Temporary hair dyes do not contain peroxide or ammonia, so there is no colour-lifting involved when these dyes are applied to the hair.
Temporary dyes consist of compounds having large sized molecules (larger than semi-permanent dyes). Due to their large size, the colour does not penetrate the hair shaft. Instead, the colour just sits outside the hair shaft, very close to the hair surface.
Such a colour can be washed out within one shampooing. But, on poor quality porous hair, even temporary dyes may get absorbed deeper and may stay longer. However, after repeated washes, the colour may lighten considerably since its first application.

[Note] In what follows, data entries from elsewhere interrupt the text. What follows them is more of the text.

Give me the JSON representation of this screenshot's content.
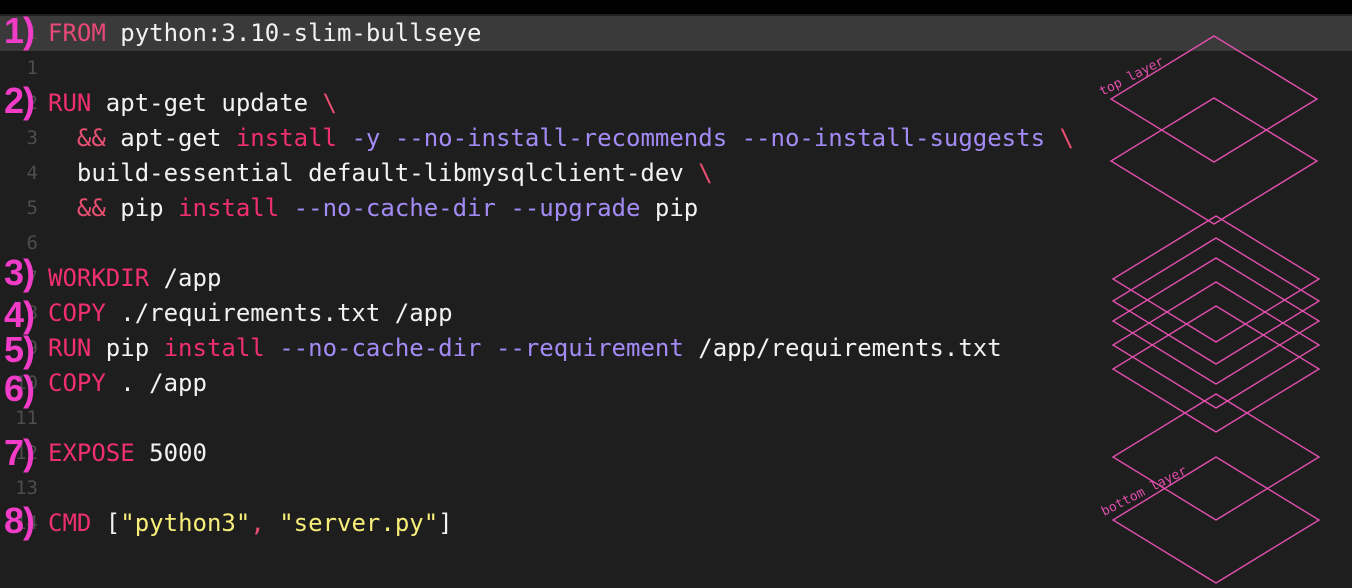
{
  "editor": {
    "lines": [
      {
        "num": "1",
        "tokens": [
          {
            "t": "FROM",
            "c": "kw-dim"
          },
          {
            "t": " python:3.10-slim-bullseye",
            "c": ""
          }
        ]
      },
      {
        "num": "1",
        "tokens": []
      },
      {
        "num": "2",
        "tokens": [
          {
            "t": "RUN",
            "c": "kw"
          },
          {
            "t": " apt-get update ",
            "c": ""
          },
          {
            "t": "\\",
            "c": "op"
          }
        ]
      },
      {
        "num": "3",
        "tokens": [
          {
            "t": "  ",
            "c": ""
          },
          {
            "t": "&&",
            "c": "op"
          },
          {
            "t": " apt-get ",
            "c": ""
          },
          {
            "t": "install",
            "c": "kw"
          },
          {
            "t": " ",
            "c": ""
          },
          {
            "t": "-y --no-install-recommends --no-install-suggests",
            "c": "flag"
          },
          {
            "t": " ",
            "c": ""
          },
          {
            "t": "\\",
            "c": "op"
          }
        ]
      },
      {
        "num": "4",
        "tokens": [
          {
            "t": "  build-essential default-libmysqlclient-dev ",
            "c": ""
          },
          {
            "t": "\\",
            "c": "op"
          }
        ]
      },
      {
        "num": "5",
        "tokens": [
          {
            "t": "  ",
            "c": ""
          },
          {
            "t": "&&",
            "c": "op"
          },
          {
            "t": " pip ",
            "c": ""
          },
          {
            "t": "install",
            "c": "kw"
          },
          {
            "t": " ",
            "c": ""
          },
          {
            "t": "--no-cache-dir --upgrade",
            "c": "flag"
          },
          {
            "t": " pip",
            "c": ""
          }
        ]
      },
      {
        "num": "6",
        "tokens": []
      },
      {
        "num": "7",
        "tokens": [
          {
            "t": "WORKDIR",
            "c": "kw"
          },
          {
            "t": " /app",
            "c": ""
          }
        ]
      },
      {
        "num": "8",
        "tokens": [
          {
            "t": "COPY",
            "c": "kw"
          },
          {
            "t": " ./requirements.txt /app",
            "c": ""
          }
        ]
      },
      {
        "num": "9",
        "tokens": [
          {
            "t": "RUN",
            "c": "kw"
          },
          {
            "t": " pip ",
            "c": ""
          },
          {
            "t": "install",
            "c": "kw"
          },
          {
            "t": " ",
            "c": ""
          },
          {
            "t": "--no-cache-dir --requirement",
            "c": "flag"
          },
          {
            "t": " /app/requirements.txt",
            "c": ""
          }
        ]
      },
      {
        "num": "10",
        "tokens": [
          {
            "t": "COPY",
            "c": "kw"
          },
          {
            "t": " . /app",
            "c": ""
          }
        ]
      },
      {
        "num": "11",
        "tokens": []
      },
      {
        "num": "12",
        "tokens": [
          {
            "t": "EXPOSE",
            "c": "kw"
          },
          {
            "t": " 5000",
            "c": ""
          }
        ]
      },
      {
        "num": "13",
        "tokens": []
      },
      {
        "num": "14",
        "tokens": [
          {
            "t": "CMD",
            "c": "kw"
          },
          {
            "t": " [",
            "c": ""
          },
          {
            "t": "\"python3\"",
            "c": "str"
          },
          {
            "t": ", ",
            "c": "op"
          },
          {
            "t": "\"server.py\"",
            "c": "str"
          },
          {
            "t": "]",
            "c": ""
          }
        ]
      }
    ]
  },
  "markers": [
    "1)",
    "2)",
    "3)",
    "4)",
    "5)",
    "6)",
    "7)",
    "8)"
  ],
  "annotation": {
    "top_label": "top layer",
    "bottom_label": "bottom layer",
    "color": "#e24fae"
  },
  "colors": {
    "background": "#1e1e1e",
    "current_line": "#3a3a3a",
    "keyword": "#f0306e",
    "flag": "#a38bf5",
    "string": "#f7ef7a",
    "marker": "#f13cc8"
  }
}
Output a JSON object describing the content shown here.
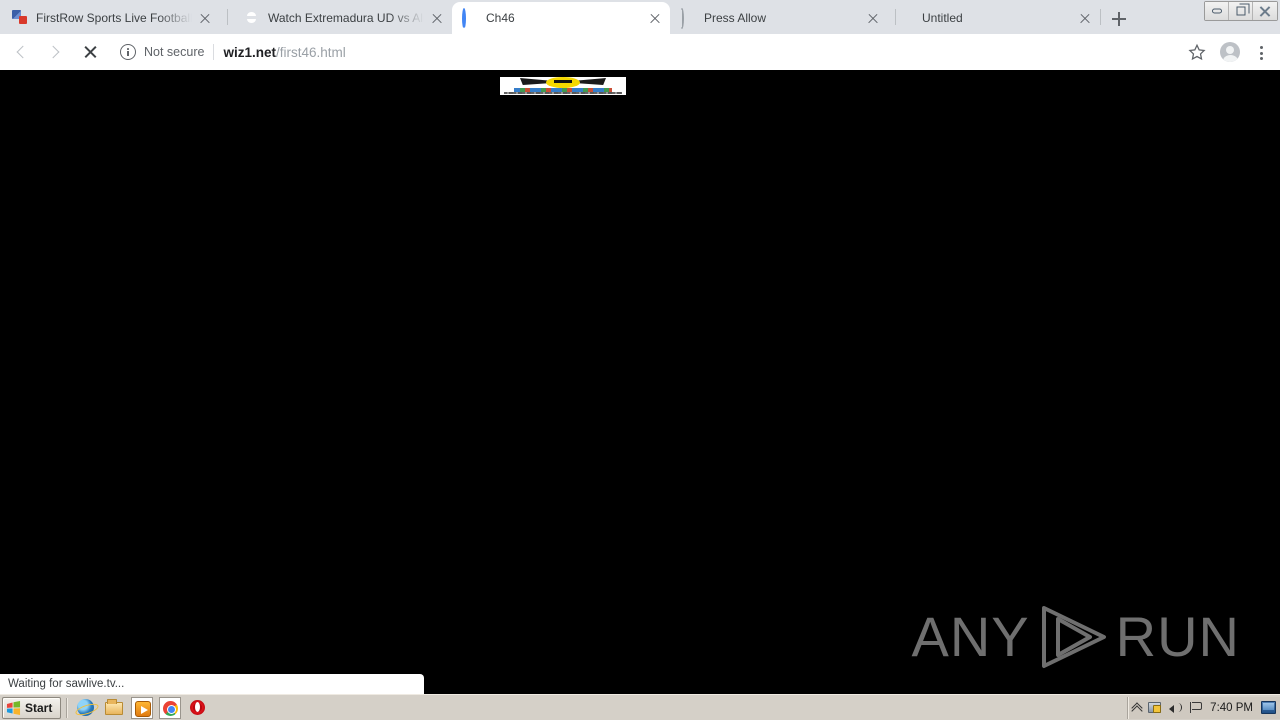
{
  "window": {
    "controls": [
      {
        "name": "minimize",
        "label": "Minimize"
      },
      {
        "name": "restore",
        "label": "Restore"
      },
      {
        "name": "close",
        "label": "Close"
      }
    ]
  },
  "tabs": [
    {
      "title": "FirstRow Sports Live Football St",
      "favicon": "firstrow-icon",
      "active": false,
      "loading": false
    },
    {
      "title": "Watch Extremadura UD vs Alme",
      "favicon": "globe-icon",
      "active": false,
      "loading": false
    },
    {
      "title": "Ch46",
      "favicon": "spinner-icon",
      "active": true,
      "loading": true
    },
    {
      "title": "Press Allow",
      "favicon": "spinner-icon",
      "active": false,
      "loading": true
    },
    {
      "title": "Untitled",
      "favicon": "none",
      "active": false,
      "loading": false
    }
  ],
  "newtab": {
    "label": "New Tab"
  },
  "toolbar": {
    "back_label": "Back",
    "forward_label": "Forward",
    "stop_label": "Stop loading this page",
    "security_text": "Not secure",
    "url_host": "wiz1.net",
    "url_path": "/first46.html",
    "bookmark_label": "Bookmark this tab",
    "profile_label": "Profile",
    "menu_label": "Customize and control Google Chrome"
  },
  "page": {
    "banner_alt": "advertisement banner",
    "watermark_left": "ANY",
    "watermark_right": "RUN"
  },
  "status": {
    "text": "Waiting for sawlive.tv..."
  },
  "taskbar": {
    "start_label": "Start",
    "quicklaunch": [
      {
        "name": "internet-explorer-icon",
        "label": "Internet Explorer"
      },
      {
        "name": "folder-icon",
        "label": "File Explorer"
      },
      {
        "name": "media-player-icon",
        "label": "Windows Media Player"
      },
      {
        "name": "chrome-icon",
        "label": "Google Chrome"
      },
      {
        "name": "opera-icon",
        "label": "Opera"
      }
    ],
    "tray": [
      {
        "name": "show-hidden-icons-icon",
        "label": "Show hidden icons"
      },
      {
        "name": "network-icon",
        "label": "Network"
      },
      {
        "name": "volume-icon",
        "label": "Volume"
      },
      {
        "name": "flag-icon",
        "label": "Action Center"
      }
    ],
    "clock": "7:40 PM",
    "show_desktop_label": "Show Desktop"
  },
  "colors": {
    "tabstrip": "#dee1e6",
    "toolbar": "#ffffff",
    "page_background": "#000000",
    "taskbar": "#d5d0c8",
    "spinner_accent": "#4285f4",
    "watermark": "#6f6f6f"
  }
}
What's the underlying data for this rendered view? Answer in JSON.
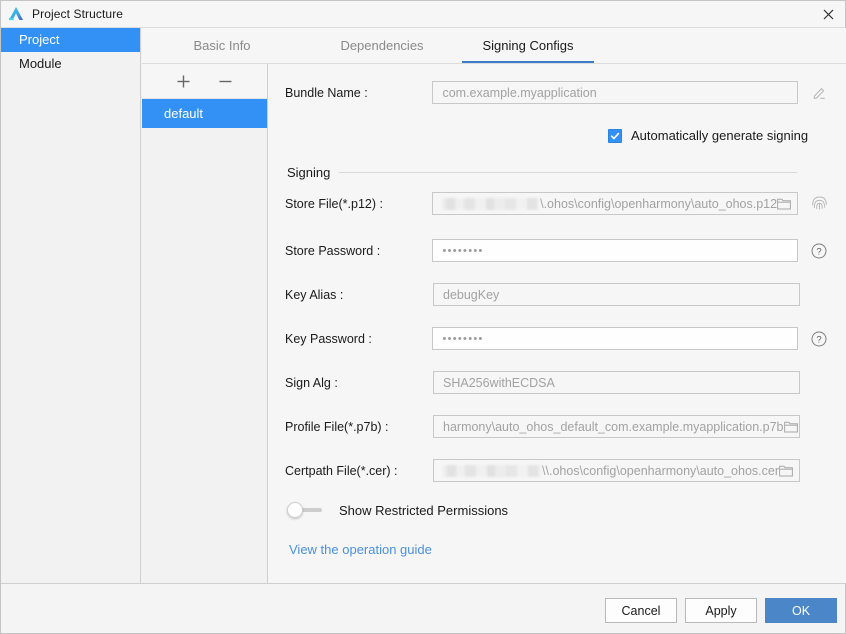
{
  "window": {
    "title": "Project Structure",
    "logo_icon": "deveco-logo-icon",
    "close_icon": "close-icon"
  },
  "sidebar": {
    "items": [
      {
        "label": "Project",
        "selected": true
      },
      {
        "label": "Module",
        "selected": false
      }
    ]
  },
  "tabs": [
    {
      "label": "Basic Info",
      "active": false
    },
    {
      "label": "Dependencies",
      "active": false
    },
    {
      "label": "Signing Configs",
      "active": true
    }
  ],
  "config_panel": {
    "add_icon": "plus-icon",
    "remove_icon": "minus-icon",
    "items": [
      {
        "label": "default",
        "selected": true
      }
    ]
  },
  "form": {
    "bundle_name": {
      "label": "Bundle Name :",
      "value": "com.example.myapplication",
      "edit_icon": "pencil-icon"
    },
    "auto_sign": {
      "label": "Automatically generate signing",
      "checked": true
    },
    "section_title": "Signing",
    "store_file": {
      "label": "Store File(*.p12) :",
      "value": "\\.ohos\\config\\openharmony\\auto_ohos.p12",
      "redacted": true,
      "browse_icon": "folder-icon",
      "side_icon": "fingerprint-icon"
    },
    "store_password": {
      "label": "Store Password :",
      "value": "••••••••",
      "side_icon": "help-icon"
    },
    "key_alias": {
      "label": "Key Alias :",
      "value": "debugKey"
    },
    "key_password": {
      "label": "Key Password :",
      "value": "••••••••",
      "side_icon": "help-icon"
    },
    "sign_alg": {
      "label": "Sign Alg :",
      "value": "SHA256withECDSA"
    },
    "profile_file": {
      "label": "Profile File(*.p7b) :",
      "value": "harmony\\auto_ohos_default_com.example.myapplication.p7b",
      "browse_icon": "folder-icon"
    },
    "certpath_file": {
      "label": "Certpath File(*.cer) :",
      "value": "\\\\.ohos\\config\\openharmony\\auto_ohos.cer",
      "redacted": true,
      "browse_icon": "folder-icon"
    },
    "show_restricted": {
      "label": "Show Restricted Permissions",
      "enabled": false
    },
    "guide_link": "View the operation guide"
  },
  "footer": {
    "cancel": "Cancel",
    "apply": "Apply",
    "ok": "OK"
  },
  "colors": {
    "accent_blue": "#3391f5",
    "tab_underline": "#3d7cc9",
    "ok_button": "#4a86c8",
    "link": "#4a90e2"
  }
}
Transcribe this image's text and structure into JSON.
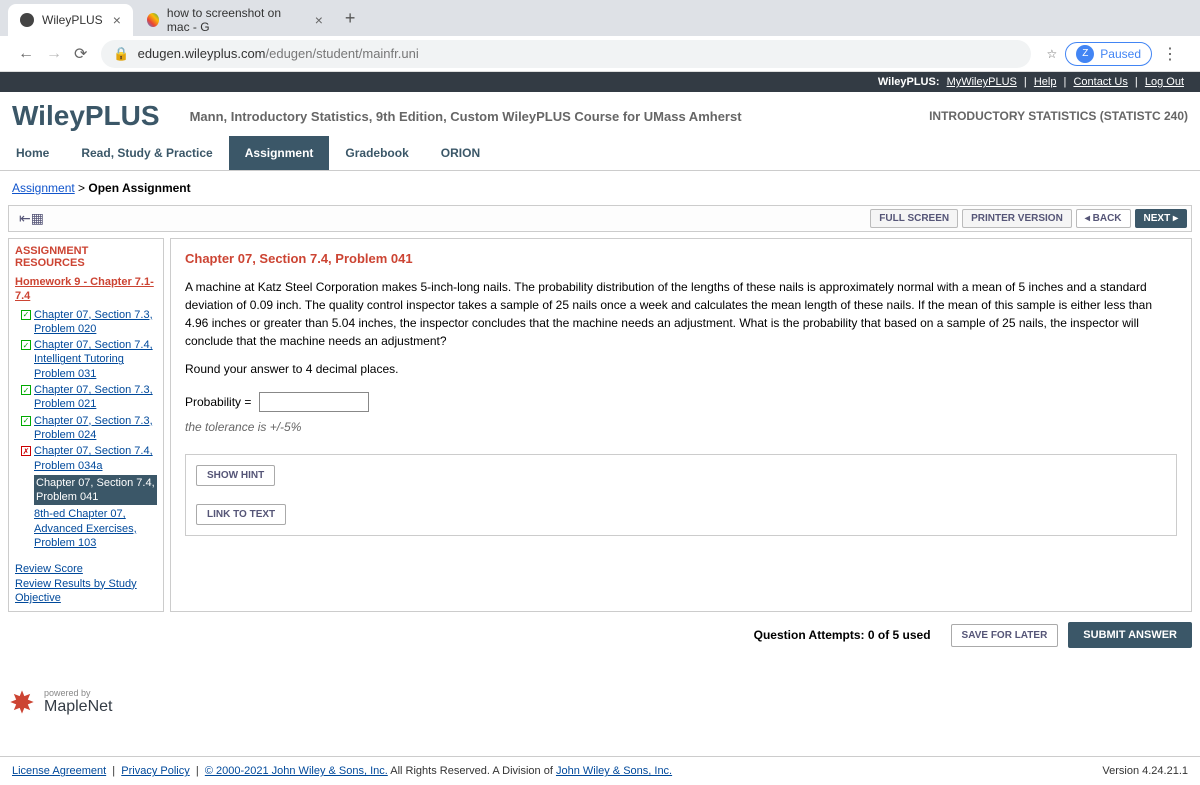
{
  "browser": {
    "tabs": [
      {
        "title": "WileyPLUS",
        "active": true
      },
      {
        "title": "how to screenshot on mac - G",
        "active": false
      }
    ],
    "url_host": "edugen.wileyplus.com",
    "url_path": "/edugen/student/mainfr.uni",
    "profile_letter": "Z",
    "profile_status": "Paused"
  },
  "top_links": {
    "brand": "WileyPLUS:",
    "items": [
      "MyWileyPLUS",
      "Help",
      "Contact Us",
      "Log Out"
    ]
  },
  "header": {
    "logo": "WileyPLUS",
    "course": "Mann, Introductory Statistics, 9th Edition, Custom WileyPLUS Course for UMass Amherst",
    "code": "INTRODUCTORY STATISTICS (STATISTC 240)"
  },
  "nav": [
    "Home",
    "Read, Study & Practice",
    "Assignment",
    "Gradebook",
    "ORION"
  ],
  "nav_active": "Assignment",
  "breadcrumb": {
    "link": "Assignment",
    "current": "Open Assignment"
  },
  "toolbar": {
    "full_screen": "FULL SCREEN",
    "printer": "PRINTER VERSION",
    "back": "BACK",
    "next": "NEXT"
  },
  "sidebar": {
    "title": "ASSIGNMENT RESOURCES",
    "hw": "Homework 9 - Chapter 7.1-7.4",
    "items": [
      {
        "label": "Chapter 07, Section 7.3, Problem 020",
        "status": "ok"
      },
      {
        "label": "Chapter 07, Section 7.4, Intelligent Tutoring Problem 031",
        "status": "ok"
      },
      {
        "label": "Chapter 07, Section 7.3, Problem 021",
        "status": "ok"
      },
      {
        "label": "Chapter 07, Section 7.3, Problem 024",
        "status": "ok"
      },
      {
        "label": "Chapter 07, Section 7.4, Problem 034a",
        "status": "bad"
      },
      {
        "label": "Chapter 07, Section 7.4, Problem 041",
        "status": "current"
      },
      {
        "label": "8th-ed Chapter 07, Advanced Exercises, Problem 103",
        "status": "none"
      }
    ],
    "review_score": "Review Score",
    "review_results": "Review Results by Study Objective"
  },
  "problem": {
    "title": "Chapter 07, Section 7.4, Problem 041",
    "text": "A machine at Katz Steel Corporation makes 5-inch-long nails. The probability distribution of the lengths of these nails is approximately normal with a mean of 5 inches and a standard deviation of 0.09 inch. The quality control inspector takes a sample of 25 nails once a week and calculates the mean length of these nails. If the mean of this sample is either less than 4.96 inches or greater than 5.04 inches, the inspector concludes that the machine needs an adjustment. What is the probability that based on a sample of 25 nails, the inspector will conclude that the machine needs an adjustment?",
    "round": "Round your answer to 4 decimal places.",
    "label": "Probability =",
    "tolerance": "the tolerance is +/-5%",
    "show_hint": "SHOW HINT",
    "link_text": "LINK TO TEXT"
  },
  "footer": {
    "attempts": "Question Attempts: 0 of 5 used",
    "save": "SAVE FOR LATER",
    "submit": "SUBMIT ANSWER"
  },
  "maplenet": {
    "powered": "powered by",
    "name": "MapleNet"
  },
  "bottom": {
    "license": "License Agreement",
    "privacy": "Privacy Policy",
    "copyright": "© 2000-2021 John Wiley & Sons, Inc.",
    "rights": " All Rights Reserved. A Division of ",
    "company": "John Wiley & Sons, Inc.",
    "version": "Version 4.24.21.1"
  }
}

2. Semi-permanent Dye
If you’re ready to take that temporary look a little further, semi-permanent hair colour will do just the trick.
Semi-Permanent dyes contain smaller particles than temporary colour, so it more easily seeps into the hair shaft. However, since semi-permanent dyes contain only the smallest concentrations of peroxide and ammonia (or sometimes none at all), this colour may last considerably more than temporary colour.
Like the Temporal Dye, if your hair is thin it could retain semi-permanent colour more.
3. Permanent Dye
Permanent hair dyes are also known as “oxidation”. This is because an oxidizer (such as hydrogen peroxide) and ammonia are mixed with the colouring agent before application. Permanent dyes don’t have to be applied as often as semi-permanent or temporary colours.
Permanent hair dye contains a much higher concentration of peroxide and ammonia. Though this colour will fade slightly over time, the overall effect is permanent. The high concentration of peroxide manages to lift the base colour considerably. The colour of the hair is then supplemented by whatever shade of colour particles you may choose.
So now that you have this information, we hope you’ll be triggered enough to try a new look. Go crazy! Get lime green hair, grey hair or even purple hair! Why? Because you can and it may not affect your hair that badly (depending of course on the way you treat your hair afterwards, the type of hair dye used and the condition of the hair before the dye was used in it).